Extracted records:

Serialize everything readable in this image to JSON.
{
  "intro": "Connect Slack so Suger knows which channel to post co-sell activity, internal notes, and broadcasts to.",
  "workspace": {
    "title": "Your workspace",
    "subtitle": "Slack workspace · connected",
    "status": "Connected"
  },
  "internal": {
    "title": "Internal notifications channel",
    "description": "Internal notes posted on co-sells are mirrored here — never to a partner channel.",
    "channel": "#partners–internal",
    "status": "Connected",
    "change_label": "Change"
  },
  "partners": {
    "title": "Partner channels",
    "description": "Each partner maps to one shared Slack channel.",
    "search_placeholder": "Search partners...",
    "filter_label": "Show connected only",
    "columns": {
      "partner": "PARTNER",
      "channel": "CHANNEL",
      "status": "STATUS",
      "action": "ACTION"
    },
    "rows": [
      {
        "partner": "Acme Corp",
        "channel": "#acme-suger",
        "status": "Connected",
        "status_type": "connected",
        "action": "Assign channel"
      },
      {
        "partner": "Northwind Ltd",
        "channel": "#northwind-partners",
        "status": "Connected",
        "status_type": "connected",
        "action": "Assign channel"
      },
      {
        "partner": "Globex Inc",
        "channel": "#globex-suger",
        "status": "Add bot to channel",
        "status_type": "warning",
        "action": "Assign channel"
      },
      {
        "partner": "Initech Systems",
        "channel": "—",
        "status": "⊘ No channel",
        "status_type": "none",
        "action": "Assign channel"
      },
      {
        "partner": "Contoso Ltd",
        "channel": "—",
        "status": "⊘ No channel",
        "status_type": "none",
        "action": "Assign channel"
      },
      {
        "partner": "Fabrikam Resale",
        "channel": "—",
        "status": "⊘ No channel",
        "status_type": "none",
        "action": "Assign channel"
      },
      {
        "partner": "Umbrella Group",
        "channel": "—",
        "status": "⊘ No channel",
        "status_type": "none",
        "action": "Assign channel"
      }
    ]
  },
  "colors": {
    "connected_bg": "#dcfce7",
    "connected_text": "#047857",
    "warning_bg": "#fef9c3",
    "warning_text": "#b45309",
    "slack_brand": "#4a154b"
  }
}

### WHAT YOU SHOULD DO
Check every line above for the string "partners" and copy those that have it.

### PROBLEM SOLUTION
    "channel": "#partners–internal",
  "partners": {
    "search_placeholder": "Search partners...",
        "channel": "#northwind-partners",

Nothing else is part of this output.